Prompt
Reproduce each record exactly.

Source data

*** Begin section ***

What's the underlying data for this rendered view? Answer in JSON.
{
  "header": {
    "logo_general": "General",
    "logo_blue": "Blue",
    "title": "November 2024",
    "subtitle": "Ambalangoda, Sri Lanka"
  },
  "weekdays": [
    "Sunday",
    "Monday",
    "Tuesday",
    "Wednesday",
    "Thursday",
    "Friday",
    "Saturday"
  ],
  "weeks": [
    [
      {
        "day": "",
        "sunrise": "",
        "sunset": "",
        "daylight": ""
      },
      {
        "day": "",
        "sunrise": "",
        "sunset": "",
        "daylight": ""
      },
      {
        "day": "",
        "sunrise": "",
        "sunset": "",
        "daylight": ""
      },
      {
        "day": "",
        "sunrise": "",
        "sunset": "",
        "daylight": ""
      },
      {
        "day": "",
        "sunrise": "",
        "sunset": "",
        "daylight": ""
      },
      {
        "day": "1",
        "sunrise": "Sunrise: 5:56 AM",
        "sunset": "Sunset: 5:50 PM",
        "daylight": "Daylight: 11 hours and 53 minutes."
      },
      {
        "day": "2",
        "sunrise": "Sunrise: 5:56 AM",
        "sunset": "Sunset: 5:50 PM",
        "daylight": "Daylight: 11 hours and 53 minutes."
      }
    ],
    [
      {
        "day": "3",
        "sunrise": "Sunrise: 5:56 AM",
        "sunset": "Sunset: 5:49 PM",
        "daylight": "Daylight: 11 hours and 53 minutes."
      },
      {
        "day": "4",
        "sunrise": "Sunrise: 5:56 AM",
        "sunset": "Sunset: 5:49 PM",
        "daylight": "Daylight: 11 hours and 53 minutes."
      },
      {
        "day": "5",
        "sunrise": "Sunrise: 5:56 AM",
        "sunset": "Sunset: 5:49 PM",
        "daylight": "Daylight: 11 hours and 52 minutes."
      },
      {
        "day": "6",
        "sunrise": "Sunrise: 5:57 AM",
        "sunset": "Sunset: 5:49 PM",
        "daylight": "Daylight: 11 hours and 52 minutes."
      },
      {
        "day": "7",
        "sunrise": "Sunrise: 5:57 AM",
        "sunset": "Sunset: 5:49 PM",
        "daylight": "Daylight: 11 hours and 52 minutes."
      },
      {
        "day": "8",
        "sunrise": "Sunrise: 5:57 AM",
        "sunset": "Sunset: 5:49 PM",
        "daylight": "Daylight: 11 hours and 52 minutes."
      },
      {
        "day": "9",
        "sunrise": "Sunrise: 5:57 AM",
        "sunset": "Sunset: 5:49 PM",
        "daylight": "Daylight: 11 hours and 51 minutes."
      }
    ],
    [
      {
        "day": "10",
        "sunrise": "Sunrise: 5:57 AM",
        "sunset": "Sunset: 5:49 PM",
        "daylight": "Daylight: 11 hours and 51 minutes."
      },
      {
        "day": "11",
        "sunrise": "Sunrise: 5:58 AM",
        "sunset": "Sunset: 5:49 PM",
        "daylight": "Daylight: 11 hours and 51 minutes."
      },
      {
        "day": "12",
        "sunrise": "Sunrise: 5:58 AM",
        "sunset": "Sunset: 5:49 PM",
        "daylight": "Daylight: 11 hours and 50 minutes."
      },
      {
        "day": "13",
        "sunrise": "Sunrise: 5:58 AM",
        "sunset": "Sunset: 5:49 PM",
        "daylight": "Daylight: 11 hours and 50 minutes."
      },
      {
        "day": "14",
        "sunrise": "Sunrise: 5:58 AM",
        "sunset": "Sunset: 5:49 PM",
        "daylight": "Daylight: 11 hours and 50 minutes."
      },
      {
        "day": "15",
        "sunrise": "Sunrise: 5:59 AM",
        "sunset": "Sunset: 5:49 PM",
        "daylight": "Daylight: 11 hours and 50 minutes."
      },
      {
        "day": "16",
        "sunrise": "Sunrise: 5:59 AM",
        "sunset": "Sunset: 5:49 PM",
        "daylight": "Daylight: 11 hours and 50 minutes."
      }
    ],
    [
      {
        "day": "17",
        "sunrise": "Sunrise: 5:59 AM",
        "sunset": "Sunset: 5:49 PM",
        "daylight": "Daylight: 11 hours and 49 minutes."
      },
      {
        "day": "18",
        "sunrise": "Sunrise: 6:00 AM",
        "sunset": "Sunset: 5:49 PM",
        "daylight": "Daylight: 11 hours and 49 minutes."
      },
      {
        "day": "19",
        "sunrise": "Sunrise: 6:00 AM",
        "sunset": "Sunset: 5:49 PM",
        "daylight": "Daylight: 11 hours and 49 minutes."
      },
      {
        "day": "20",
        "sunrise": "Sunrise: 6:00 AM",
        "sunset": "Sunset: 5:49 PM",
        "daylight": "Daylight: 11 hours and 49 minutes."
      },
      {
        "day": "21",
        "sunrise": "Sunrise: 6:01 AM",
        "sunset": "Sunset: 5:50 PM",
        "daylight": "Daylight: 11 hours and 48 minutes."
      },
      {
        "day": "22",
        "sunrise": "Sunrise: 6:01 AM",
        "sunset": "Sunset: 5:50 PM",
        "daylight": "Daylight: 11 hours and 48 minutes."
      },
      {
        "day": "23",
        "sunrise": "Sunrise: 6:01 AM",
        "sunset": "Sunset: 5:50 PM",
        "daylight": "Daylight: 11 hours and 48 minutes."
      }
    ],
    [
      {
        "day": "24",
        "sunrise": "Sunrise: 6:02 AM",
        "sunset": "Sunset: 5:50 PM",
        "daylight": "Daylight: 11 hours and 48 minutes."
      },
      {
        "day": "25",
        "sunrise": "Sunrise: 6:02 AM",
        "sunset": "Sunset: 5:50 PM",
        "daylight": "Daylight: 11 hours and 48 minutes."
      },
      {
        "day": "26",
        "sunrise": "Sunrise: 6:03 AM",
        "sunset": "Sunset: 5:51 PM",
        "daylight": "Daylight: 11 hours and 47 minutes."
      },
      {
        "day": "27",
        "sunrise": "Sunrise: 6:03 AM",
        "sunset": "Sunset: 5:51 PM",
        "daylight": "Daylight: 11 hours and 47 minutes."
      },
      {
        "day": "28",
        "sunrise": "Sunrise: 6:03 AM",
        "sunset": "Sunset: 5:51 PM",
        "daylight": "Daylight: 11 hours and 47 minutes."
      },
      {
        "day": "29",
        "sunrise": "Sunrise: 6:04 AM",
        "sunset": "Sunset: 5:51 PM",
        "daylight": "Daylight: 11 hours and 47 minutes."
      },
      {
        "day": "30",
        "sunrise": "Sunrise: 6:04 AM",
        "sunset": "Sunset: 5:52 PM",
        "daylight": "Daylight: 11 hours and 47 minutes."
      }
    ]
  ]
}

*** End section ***

Written answer
What's the underlying data for this rendered view? Answer in JSON.
{
  "header": {
    "logo_general": "General",
    "logo_blue": "Blue",
    "title": "November 2024",
    "subtitle": "Ambalangoda, Sri Lanka"
  },
  "weekdays": [
    "Sunday",
    "Monday",
    "Tuesday",
    "Wednesday",
    "Thursday",
    "Friday",
    "Saturday"
  ],
  "weeks": [
    [
      {
        "day": "",
        "sunrise": "",
        "sunset": "",
        "daylight": ""
      },
      {
        "day": "",
        "sunrise": "",
        "sunset": "",
        "daylight": ""
      },
      {
        "day": "",
        "sunrise": "",
        "sunset": "",
        "daylight": ""
      },
      {
        "day": "",
        "sunrise": "",
        "sunset": "",
        "daylight": ""
      },
      {
        "day": "",
        "sunrise": "",
        "sunset": "",
        "daylight": ""
      },
      {
        "day": "1",
        "sunrise": "Sunrise: 5:56 AM",
        "sunset": "Sunset: 5:50 PM",
        "daylight": "Daylight: 11 hours and 53 minutes."
      },
      {
        "day": "2",
        "sunrise": "Sunrise: 5:56 AM",
        "sunset": "Sunset: 5:50 PM",
        "daylight": "Daylight: 11 hours and 53 minutes."
      }
    ],
    [
      {
        "day": "3",
        "sunrise": "Sunrise: 5:56 AM",
        "sunset": "Sunset: 5:49 PM",
        "daylight": "Daylight: 11 hours and 53 minutes."
      },
      {
        "day": "4",
        "sunrise": "Sunrise: 5:56 AM",
        "sunset": "Sunset: 5:49 PM",
        "daylight": "Daylight: 11 hours and 53 minutes."
      },
      {
        "day": "5",
        "sunrise": "Sunrise: 5:56 AM",
        "sunset": "Sunset: 5:49 PM",
        "daylight": "Daylight: 11 hours and 52 minutes."
      },
      {
        "day": "6",
        "sunrise": "Sunrise: 5:57 AM",
        "sunset": "Sunset: 5:49 PM",
        "daylight": "Daylight: 11 hours and 52 minutes."
      },
      {
        "day": "7",
        "sunrise": "Sunrise: 5:57 AM",
        "sunset": "Sunset: 5:49 PM",
        "daylight": "Daylight: 11 hours and 52 minutes."
      },
      {
        "day": "8",
        "sunrise": "Sunrise: 5:57 AM",
        "sunset": "Sunset: 5:49 PM",
        "daylight": "Daylight: 11 hours and 52 minutes."
      },
      {
        "day": "9",
        "sunrise": "Sunrise: 5:57 AM",
        "sunset": "Sunset: 5:49 PM",
        "daylight": "Daylight: 11 hours and 51 minutes."
      }
    ],
    [
      {
        "day": "10",
        "sunrise": "Sunrise: 5:57 AM",
        "sunset": "Sunset: 5:49 PM",
        "daylight": "Daylight: 11 hours and 51 minutes."
      },
      {
        "day": "11",
        "sunrise": "Sunrise: 5:58 AM",
        "sunset": "Sunset: 5:49 PM",
        "daylight": "Daylight: 11 hours and 51 minutes."
      },
      {
        "day": "12",
        "sunrise": "Sunrise: 5:58 AM",
        "sunset": "Sunset: 5:49 PM",
        "daylight": "Daylight: 11 hours and 50 minutes."
      },
      {
        "day": "13",
        "sunrise": "Sunrise: 5:58 AM",
        "sunset": "Sunset: 5:49 PM",
        "daylight": "Daylight: 11 hours and 50 minutes."
      },
      {
        "day": "14",
        "sunrise": "Sunrise: 5:58 AM",
        "sunset": "Sunset: 5:49 PM",
        "daylight": "Daylight: 11 hours and 50 minutes."
      },
      {
        "day": "15",
        "sunrise": "Sunrise: 5:59 AM",
        "sunset": "Sunset: 5:49 PM",
        "daylight": "Daylight: 11 hours and 50 minutes."
      },
      {
        "day": "16",
        "sunrise": "Sunrise: 5:59 AM",
        "sunset": "Sunset: 5:49 PM",
        "daylight": "Daylight: 11 hours and 50 minutes."
      }
    ],
    [
      {
        "day": "17",
        "sunrise": "Sunrise: 5:59 AM",
        "sunset": "Sunset: 5:49 PM",
        "daylight": "Daylight: 11 hours and 49 minutes."
      },
      {
        "day": "18",
        "sunrise": "Sunrise: 6:00 AM",
        "sunset": "Sunset: 5:49 PM",
        "daylight": "Daylight: 11 hours and 49 minutes."
      },
      {
        "day": "19",
        "sunrise": "Sunrise: 6:00 AM",
        "sunset": "Sunset: 5:49 PM",
        "daylight": "Daylight: 11 hours and 49 minutes."
      },
      {
        "day": "20",
        "sunrise": "Sunrise: 6:00 AM",
        "sunset": "Sunset: 5:49 PM",
        "daylight": "Daylight: 11 hours and 49 minutes."
      },
      {
        "day": "21",
        "sunrise": "Sunrise: 6:01 AM",
        "sunset": "Sunset: 5:50 PM",
        "daylight": "Daylight: 11 hours and 48 minutes."
      },
      {
        "day": "22",
        "sunrise": "Sunrise: 6:01 AM",
        "sunset": "Sunset: 5:50 PM",
        "daylight": "Daylight: 11 hours and 48 minutes."
      },
      {
        "day": "23",
        "sunrise": "Sunrise: 6:01 AM",
        "sunset": "Sunset: 5:50 PM",
        "daylight": "Daylight: 11 hours and 48 minutes."
      }
    ],
    [
      {
        "day": "24",
        "sunrise": "Sunrise: 6:02 AM",
        "sunset": "Sunset: 5:50 PM",
        "daylight": "Daylight: 11 hours and 48 minutes."
      },
      {
        "day": "25",
        "sunrise": "Sunrise: 6:02 AM",
        "sunset": "Sunset: 5:50 PM",
        "daylight": "Daylight: 11 hours and 48 minutes."
      },
      {
        "day": "26",
        "sunrise": "Sunrise: 6:03 AM",
        "sunset": "Sunset: 5:51 PM",
        "daylight": "Daylight: 11 hours and 47 minutes."
      },
      {
        "day": "27",
        "sunrise": "Sunrise: 6:03 AM",
        "sunset": "Sunset: 5:51 PM",
        "daylight": "Daylight: 11 hours and 47 minutes."
      },
      {
        "day": "28",
        "sunrise": "Sunrise: 6:03 AM",
        "sunset": "Sunset: 5:51 PM",
        "daylight": "Daylight: 11 hours and 47 minutes."
      },
      {
        "day": "29",
        "sunrise": "Sunrise: 6:04 AM",
        "sunset": "Sunset: 5:51 PM",
        "daylight": "Daylight: 11 hours and 47 minutes."
      },
      {
        "day": "30",
        "sunrise": "Sunrise: 6:04 AM",
        "sunset": "Sunset: 5:52 PM",
        "daylight": "Daylight: 11 hours and 47 minutes."
      }
    ]
  ]
}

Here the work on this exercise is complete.